▸ **WHAT NEEDS TO BE DONE**
Go through the records below and report each line with "retouch" in it.

▸ **STUDY MATERIAL**

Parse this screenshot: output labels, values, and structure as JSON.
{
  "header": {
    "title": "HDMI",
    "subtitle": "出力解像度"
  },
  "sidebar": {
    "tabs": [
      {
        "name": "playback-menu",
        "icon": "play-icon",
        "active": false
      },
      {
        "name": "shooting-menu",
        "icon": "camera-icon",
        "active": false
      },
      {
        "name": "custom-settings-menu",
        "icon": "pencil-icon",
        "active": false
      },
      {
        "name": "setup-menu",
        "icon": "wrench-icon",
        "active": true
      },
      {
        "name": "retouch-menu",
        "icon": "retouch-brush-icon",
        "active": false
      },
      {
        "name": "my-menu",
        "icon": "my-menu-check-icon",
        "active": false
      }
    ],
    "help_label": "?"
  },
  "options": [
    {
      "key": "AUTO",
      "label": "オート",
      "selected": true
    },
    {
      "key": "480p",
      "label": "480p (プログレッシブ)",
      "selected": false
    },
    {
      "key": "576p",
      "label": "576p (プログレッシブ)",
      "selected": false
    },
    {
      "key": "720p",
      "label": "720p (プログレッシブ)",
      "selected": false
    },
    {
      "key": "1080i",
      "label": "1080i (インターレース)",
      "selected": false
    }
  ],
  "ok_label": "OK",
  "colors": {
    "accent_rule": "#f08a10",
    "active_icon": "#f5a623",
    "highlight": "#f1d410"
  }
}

▸ **RESPONSE AREA**
        "name": "retouch-menu",
        "icon": "retouch-brush-icon",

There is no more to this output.